Select and reproduce each line of the listing below that bears the string "υποτείνουσα".

/---

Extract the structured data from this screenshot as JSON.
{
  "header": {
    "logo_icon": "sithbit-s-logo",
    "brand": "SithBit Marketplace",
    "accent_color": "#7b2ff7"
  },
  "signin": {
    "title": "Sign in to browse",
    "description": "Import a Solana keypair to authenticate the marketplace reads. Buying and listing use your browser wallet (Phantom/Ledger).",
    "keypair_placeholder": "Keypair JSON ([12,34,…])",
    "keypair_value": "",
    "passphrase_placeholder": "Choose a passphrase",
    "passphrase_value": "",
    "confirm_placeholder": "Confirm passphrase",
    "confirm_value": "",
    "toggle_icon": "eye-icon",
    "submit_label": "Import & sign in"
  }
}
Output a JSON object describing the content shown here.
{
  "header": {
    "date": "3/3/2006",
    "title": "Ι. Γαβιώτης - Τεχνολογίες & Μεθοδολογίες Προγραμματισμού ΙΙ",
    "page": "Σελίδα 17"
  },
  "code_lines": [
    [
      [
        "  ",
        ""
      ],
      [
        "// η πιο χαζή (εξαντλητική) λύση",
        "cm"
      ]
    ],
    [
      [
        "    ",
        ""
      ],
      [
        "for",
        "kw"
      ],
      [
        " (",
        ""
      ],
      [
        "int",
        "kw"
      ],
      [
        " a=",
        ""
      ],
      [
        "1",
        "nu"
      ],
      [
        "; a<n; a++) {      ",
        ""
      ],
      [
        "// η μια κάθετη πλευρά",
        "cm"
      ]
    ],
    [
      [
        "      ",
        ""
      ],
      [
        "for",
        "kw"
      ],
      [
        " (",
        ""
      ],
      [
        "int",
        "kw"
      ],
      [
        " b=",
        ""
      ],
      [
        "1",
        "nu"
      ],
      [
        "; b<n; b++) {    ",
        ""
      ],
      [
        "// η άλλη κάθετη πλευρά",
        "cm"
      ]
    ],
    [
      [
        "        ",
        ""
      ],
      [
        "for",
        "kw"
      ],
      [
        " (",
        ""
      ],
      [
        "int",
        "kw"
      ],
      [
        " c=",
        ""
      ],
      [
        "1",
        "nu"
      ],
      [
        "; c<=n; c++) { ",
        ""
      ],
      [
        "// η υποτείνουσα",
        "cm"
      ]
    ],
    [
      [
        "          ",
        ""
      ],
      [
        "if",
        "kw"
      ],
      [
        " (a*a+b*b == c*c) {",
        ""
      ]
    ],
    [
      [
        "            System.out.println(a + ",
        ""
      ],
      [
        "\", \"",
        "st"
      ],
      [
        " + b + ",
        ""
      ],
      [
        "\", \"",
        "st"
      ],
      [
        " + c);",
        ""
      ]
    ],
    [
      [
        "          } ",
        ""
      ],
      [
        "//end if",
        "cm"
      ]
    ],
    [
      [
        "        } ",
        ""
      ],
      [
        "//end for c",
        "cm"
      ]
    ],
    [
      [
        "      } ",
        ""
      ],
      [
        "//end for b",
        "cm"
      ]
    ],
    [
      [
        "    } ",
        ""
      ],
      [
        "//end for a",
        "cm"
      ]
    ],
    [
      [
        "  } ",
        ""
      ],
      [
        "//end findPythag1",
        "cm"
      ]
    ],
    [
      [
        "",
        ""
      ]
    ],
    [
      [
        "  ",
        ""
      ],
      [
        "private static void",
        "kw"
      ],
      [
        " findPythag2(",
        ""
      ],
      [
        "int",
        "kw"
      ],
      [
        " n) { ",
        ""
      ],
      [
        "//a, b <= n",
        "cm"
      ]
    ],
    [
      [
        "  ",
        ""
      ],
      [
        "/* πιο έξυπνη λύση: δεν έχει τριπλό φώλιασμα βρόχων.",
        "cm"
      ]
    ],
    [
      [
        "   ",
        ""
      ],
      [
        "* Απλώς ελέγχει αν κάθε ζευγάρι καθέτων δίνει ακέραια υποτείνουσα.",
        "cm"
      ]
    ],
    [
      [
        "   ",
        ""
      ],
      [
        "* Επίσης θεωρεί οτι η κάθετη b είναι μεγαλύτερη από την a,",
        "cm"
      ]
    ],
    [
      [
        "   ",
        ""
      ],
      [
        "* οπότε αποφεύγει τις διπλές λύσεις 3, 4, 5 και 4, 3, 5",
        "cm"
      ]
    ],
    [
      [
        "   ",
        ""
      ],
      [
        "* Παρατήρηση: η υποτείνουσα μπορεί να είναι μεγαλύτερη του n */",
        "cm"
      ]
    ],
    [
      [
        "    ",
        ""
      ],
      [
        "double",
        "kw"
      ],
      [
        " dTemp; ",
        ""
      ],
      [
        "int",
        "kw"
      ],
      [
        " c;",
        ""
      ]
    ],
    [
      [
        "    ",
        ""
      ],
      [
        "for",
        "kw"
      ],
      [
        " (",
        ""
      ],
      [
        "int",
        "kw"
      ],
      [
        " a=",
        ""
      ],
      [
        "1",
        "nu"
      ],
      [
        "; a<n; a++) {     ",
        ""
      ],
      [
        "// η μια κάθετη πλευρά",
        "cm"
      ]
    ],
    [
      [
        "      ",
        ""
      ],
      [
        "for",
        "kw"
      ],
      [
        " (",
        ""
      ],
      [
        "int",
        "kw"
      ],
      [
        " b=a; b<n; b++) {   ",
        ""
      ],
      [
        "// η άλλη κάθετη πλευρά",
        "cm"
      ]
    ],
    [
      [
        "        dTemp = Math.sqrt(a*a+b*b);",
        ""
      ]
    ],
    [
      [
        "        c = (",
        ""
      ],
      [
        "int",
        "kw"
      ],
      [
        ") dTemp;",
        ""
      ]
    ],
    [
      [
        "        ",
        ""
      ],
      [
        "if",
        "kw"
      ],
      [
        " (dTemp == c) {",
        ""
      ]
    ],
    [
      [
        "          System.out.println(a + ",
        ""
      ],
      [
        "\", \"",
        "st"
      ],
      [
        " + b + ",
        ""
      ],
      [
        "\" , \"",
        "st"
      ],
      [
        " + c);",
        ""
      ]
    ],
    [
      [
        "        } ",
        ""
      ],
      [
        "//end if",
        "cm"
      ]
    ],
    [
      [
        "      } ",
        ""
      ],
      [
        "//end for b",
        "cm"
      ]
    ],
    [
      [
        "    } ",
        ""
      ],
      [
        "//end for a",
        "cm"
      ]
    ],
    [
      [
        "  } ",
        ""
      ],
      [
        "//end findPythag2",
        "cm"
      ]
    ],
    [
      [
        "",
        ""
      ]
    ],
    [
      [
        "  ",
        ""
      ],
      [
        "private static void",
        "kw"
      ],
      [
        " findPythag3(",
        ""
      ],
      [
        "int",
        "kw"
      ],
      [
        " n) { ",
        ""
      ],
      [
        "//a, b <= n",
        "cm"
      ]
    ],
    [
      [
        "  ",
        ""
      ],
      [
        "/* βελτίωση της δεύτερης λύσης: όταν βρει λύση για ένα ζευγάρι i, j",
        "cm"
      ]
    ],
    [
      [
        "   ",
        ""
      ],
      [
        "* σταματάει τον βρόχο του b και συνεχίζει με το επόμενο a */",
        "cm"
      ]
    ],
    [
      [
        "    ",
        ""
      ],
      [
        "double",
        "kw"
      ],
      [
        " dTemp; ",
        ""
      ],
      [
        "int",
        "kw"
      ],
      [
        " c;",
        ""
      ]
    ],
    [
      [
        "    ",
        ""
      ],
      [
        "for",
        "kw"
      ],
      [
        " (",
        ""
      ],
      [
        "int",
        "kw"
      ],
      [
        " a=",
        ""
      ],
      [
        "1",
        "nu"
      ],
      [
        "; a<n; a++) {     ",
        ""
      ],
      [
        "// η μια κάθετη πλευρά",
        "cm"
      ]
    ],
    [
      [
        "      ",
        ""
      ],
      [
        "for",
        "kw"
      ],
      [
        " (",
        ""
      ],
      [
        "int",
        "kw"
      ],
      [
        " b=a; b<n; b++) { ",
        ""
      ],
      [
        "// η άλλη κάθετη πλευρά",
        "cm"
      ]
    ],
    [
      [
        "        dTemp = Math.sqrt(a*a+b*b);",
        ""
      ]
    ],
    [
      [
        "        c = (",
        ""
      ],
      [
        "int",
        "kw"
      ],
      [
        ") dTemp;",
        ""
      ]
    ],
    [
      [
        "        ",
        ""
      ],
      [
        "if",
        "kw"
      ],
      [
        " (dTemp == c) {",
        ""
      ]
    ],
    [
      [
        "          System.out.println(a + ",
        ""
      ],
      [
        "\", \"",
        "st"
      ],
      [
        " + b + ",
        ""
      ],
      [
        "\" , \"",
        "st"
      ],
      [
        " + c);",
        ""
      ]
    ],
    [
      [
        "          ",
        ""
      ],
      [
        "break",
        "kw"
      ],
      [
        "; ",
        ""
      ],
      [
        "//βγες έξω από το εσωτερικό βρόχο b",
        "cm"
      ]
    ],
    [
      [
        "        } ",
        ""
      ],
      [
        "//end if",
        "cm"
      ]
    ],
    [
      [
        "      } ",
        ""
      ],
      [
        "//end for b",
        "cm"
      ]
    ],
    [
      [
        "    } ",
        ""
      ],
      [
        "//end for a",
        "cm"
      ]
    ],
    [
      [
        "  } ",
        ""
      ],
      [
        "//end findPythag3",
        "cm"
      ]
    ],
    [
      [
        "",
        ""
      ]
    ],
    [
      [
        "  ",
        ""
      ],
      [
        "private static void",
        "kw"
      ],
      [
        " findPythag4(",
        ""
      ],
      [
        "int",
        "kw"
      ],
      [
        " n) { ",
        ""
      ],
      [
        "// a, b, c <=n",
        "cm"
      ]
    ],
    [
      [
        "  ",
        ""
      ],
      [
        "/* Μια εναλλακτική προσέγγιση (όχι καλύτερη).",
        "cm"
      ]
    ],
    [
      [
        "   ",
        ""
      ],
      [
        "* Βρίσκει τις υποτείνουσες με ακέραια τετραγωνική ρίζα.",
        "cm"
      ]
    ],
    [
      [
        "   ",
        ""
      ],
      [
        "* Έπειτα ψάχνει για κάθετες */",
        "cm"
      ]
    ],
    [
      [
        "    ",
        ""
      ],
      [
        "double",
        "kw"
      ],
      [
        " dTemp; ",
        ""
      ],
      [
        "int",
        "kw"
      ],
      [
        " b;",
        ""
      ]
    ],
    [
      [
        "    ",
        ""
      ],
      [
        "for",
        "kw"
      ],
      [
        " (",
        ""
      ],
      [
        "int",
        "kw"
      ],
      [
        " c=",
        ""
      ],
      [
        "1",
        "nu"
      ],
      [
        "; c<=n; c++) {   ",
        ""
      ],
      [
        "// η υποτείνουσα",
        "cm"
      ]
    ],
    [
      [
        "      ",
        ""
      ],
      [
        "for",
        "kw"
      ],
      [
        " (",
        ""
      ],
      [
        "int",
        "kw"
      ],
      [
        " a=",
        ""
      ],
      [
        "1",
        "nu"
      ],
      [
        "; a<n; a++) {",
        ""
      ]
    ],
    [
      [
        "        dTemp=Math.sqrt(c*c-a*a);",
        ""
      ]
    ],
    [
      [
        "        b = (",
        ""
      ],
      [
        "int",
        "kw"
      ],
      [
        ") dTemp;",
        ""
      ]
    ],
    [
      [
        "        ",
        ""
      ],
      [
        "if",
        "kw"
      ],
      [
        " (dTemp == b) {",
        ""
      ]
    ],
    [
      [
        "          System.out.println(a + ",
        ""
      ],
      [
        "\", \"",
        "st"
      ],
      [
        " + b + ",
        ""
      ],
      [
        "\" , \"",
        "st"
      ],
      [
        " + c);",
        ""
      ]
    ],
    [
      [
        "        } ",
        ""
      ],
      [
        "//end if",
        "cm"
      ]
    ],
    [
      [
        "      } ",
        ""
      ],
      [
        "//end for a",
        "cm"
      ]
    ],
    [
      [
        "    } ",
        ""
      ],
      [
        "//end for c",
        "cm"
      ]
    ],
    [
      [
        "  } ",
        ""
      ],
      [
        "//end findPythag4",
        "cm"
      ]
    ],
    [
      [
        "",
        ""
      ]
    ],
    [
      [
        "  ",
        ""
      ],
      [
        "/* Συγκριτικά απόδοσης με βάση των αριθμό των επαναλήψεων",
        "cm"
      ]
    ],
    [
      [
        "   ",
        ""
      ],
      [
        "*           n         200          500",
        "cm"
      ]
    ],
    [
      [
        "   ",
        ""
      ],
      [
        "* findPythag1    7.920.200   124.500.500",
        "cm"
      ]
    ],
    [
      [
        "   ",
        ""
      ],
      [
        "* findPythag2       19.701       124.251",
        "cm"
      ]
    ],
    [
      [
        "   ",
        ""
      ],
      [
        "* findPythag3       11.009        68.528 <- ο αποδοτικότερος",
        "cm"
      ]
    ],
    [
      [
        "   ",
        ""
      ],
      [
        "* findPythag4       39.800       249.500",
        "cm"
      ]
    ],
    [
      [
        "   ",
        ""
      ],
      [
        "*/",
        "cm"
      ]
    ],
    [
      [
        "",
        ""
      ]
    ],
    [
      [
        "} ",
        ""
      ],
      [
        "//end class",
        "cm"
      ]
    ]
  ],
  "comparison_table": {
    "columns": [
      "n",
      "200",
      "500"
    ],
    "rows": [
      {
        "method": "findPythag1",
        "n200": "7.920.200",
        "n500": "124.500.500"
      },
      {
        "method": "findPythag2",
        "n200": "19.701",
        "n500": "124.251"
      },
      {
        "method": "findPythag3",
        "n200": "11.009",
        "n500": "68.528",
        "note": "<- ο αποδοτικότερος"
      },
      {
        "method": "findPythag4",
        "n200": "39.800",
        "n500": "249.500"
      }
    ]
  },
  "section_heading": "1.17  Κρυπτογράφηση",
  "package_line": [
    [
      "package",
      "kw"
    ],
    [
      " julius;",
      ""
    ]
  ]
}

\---

→ **RESULT OF THIS EXERCISE**
        "// η υποτείνουσα",
        "* Απλώς ελέγχει αν κάθε ζευγάρι καθέτων δίνει ακέραια υποτείνουσα.",
        "* Παρατήρηση: η υποτείνουσα μπορεί να είναι μεγαλύτερη του n */",
        "// η υποτείνουσα",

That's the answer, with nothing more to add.